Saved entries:

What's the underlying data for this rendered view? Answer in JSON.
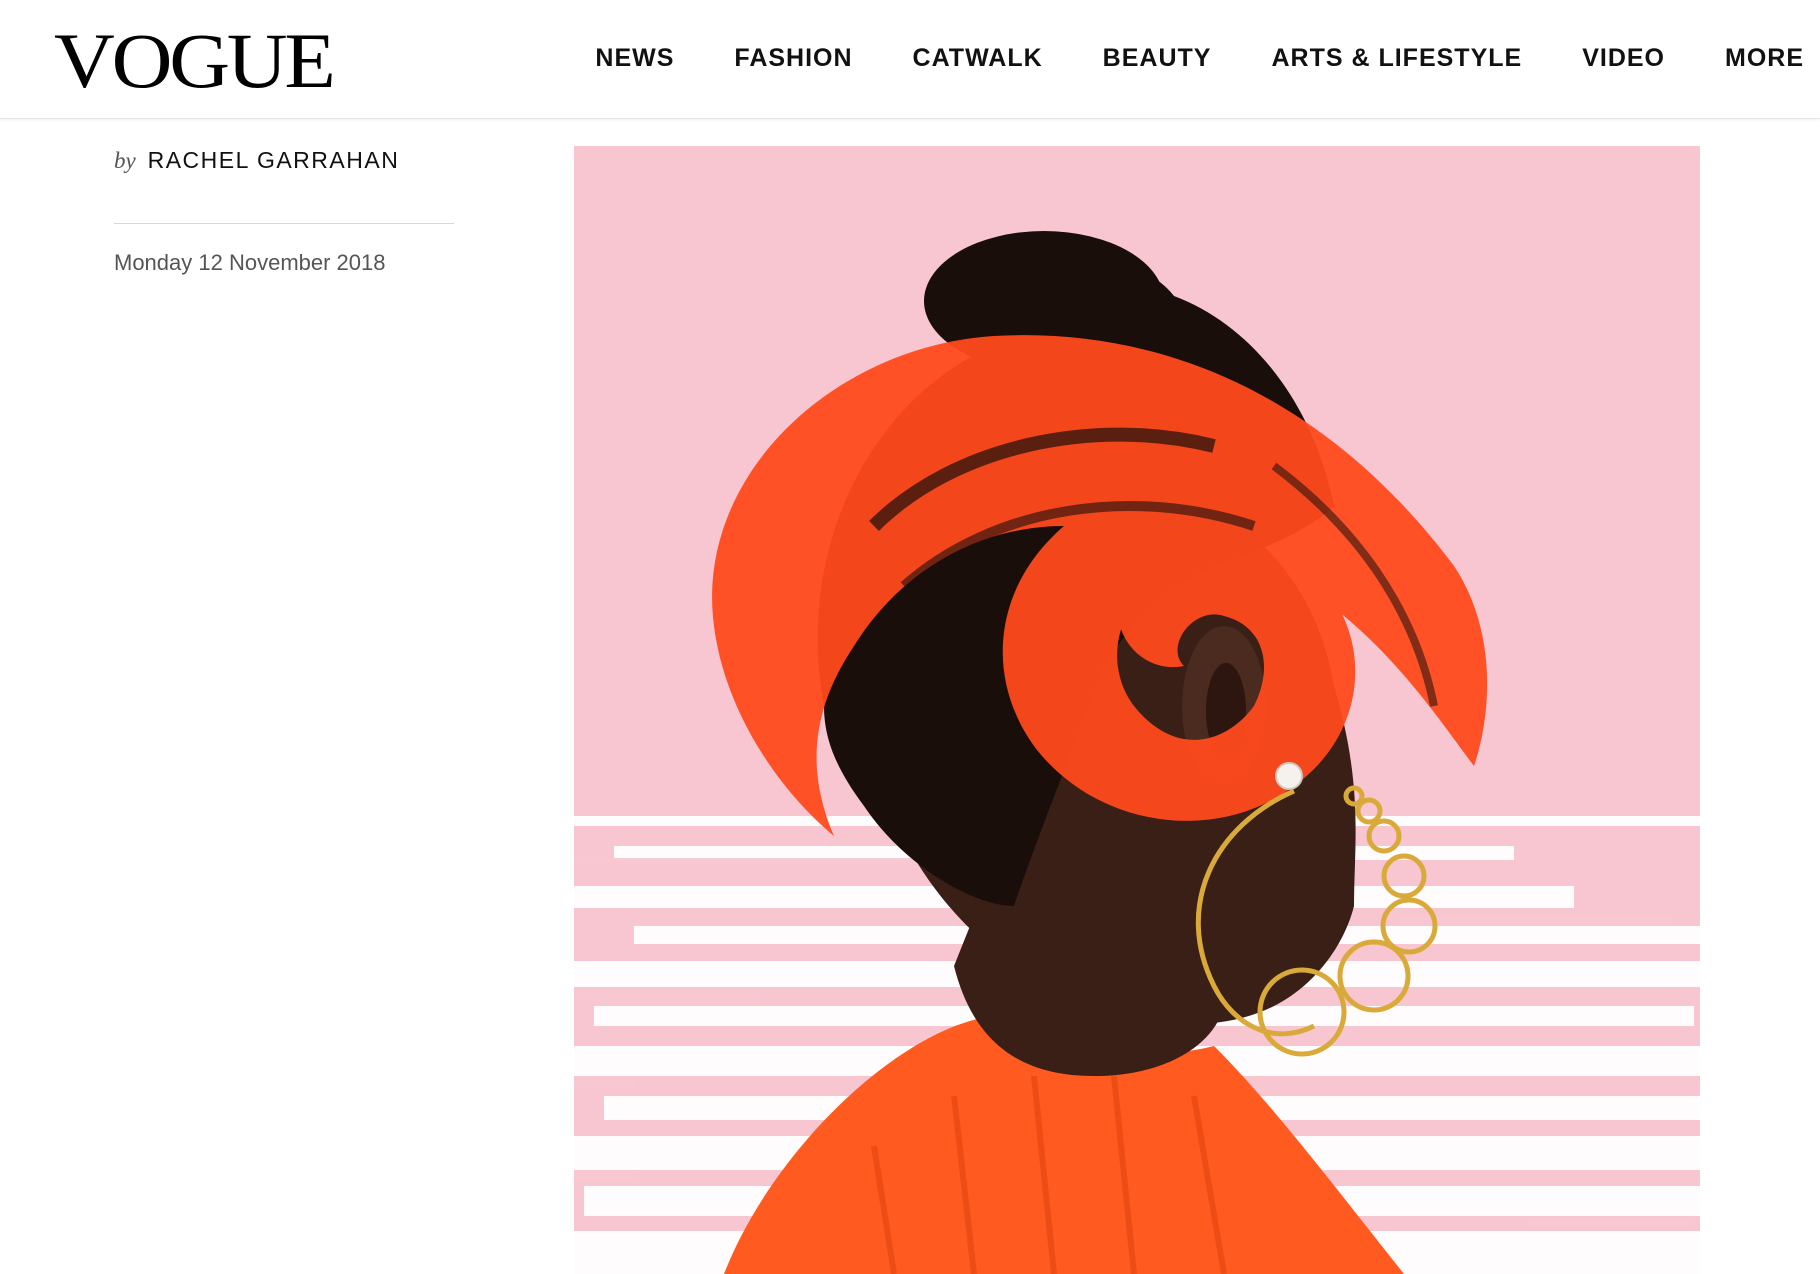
{
  "header": {
    "logo": "VOGUE",
    "nav": [
      "NEWS",
      "FASHION",
      "CATWALK",
      "BEAUTY",
      "ARTS & LIFESTYLE",
      "VIDEO",
      "MORE"
    ]
  },
  "article": {
    "by_prefix": "by",
    "author": "RACHEL GARRAHAN",
    "date": "Monday 12 November 2018"
  },
  "hero_image": {
    "icon": "portrait-illustration",
    "colors": {
      "background": "#f7c6d1",
      "paint": "#ff4a1c",
      "sweater": "#ff5a1f",
      "skin": "#3a1f16",
      "hair": "#1a0e0b",
      "earring": "#d9a93a"
    }
  }
}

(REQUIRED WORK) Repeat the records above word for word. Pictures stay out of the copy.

(PROBLEM SOLUTION)
What's the underlying data for this rendered view? Answer in JSON.
{
  "header": {
    "logo": "VOGUE",
    "nav": [
      "NEWS",
      "FASHION",
      "CATWALK",
      "BEAUTY",
      "ARTS & LIFESTYLE",
      "VIDEO",
      "MORE"
    ]
  },
  "article": {
    "by_prefix": "by",
    "author": "RACHEL GARRAHAN",
    "date": "Monday 12 November 2018"
  },
  "hero_image": {
    "icon": "portrait-illustration",
    "colors": {
      "background": "#f7c6d1",
      "paint": "#ff4a1c",
      "sweater": "#ff5a1f",
      "skin": "#3a1f16",
      "hair": "#1a0e0b",
      "earring": "#d9a93a"
    }
  }
}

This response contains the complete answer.